# Working data:
━━━
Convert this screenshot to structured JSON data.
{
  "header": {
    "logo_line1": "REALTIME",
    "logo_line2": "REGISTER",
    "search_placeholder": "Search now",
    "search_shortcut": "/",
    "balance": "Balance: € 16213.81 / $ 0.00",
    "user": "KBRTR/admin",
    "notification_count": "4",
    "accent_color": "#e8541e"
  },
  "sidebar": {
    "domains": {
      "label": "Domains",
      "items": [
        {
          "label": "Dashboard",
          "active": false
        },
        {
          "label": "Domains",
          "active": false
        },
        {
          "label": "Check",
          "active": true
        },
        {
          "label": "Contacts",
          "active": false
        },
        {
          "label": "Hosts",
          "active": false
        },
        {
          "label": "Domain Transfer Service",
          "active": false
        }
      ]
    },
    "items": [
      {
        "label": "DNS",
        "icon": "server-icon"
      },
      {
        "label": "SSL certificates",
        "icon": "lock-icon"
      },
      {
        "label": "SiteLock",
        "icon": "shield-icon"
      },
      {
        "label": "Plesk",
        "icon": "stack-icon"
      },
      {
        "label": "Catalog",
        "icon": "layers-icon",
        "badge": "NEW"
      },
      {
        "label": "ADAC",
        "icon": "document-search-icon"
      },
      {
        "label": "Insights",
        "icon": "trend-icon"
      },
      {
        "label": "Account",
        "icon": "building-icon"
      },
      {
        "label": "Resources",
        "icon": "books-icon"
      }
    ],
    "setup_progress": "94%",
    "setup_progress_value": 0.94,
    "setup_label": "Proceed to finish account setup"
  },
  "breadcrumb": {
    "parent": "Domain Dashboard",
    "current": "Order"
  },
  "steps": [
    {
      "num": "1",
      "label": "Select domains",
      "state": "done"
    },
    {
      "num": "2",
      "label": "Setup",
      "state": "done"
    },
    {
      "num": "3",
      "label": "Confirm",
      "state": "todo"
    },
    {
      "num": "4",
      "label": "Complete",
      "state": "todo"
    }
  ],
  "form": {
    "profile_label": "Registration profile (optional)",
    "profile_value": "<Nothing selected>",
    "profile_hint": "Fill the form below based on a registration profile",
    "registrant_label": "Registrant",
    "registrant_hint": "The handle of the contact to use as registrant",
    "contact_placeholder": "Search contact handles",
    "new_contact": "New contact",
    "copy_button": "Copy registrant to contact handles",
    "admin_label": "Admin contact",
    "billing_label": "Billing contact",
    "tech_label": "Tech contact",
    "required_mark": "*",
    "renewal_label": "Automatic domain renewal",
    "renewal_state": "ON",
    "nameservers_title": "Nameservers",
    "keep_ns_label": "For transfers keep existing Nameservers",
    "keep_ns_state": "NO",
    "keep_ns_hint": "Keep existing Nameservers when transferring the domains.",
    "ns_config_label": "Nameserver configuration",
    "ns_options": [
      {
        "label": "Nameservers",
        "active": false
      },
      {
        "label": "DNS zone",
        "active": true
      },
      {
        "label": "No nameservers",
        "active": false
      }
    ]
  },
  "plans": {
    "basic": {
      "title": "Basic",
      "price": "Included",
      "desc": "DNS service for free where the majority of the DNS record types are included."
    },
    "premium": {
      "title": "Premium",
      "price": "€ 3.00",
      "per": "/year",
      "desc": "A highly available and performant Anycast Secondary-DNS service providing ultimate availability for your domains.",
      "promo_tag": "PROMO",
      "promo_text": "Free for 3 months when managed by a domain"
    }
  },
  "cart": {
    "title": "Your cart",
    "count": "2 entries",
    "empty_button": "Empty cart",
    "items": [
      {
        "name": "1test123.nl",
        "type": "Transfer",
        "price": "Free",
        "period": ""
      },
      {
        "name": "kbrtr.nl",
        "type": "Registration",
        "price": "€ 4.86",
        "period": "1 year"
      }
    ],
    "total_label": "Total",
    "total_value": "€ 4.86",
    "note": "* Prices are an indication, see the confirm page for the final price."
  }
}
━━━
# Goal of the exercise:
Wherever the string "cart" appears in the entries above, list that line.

# Reply:
  "cart": {
    "title": "Your cart",
    "empty_button": "Empty cart",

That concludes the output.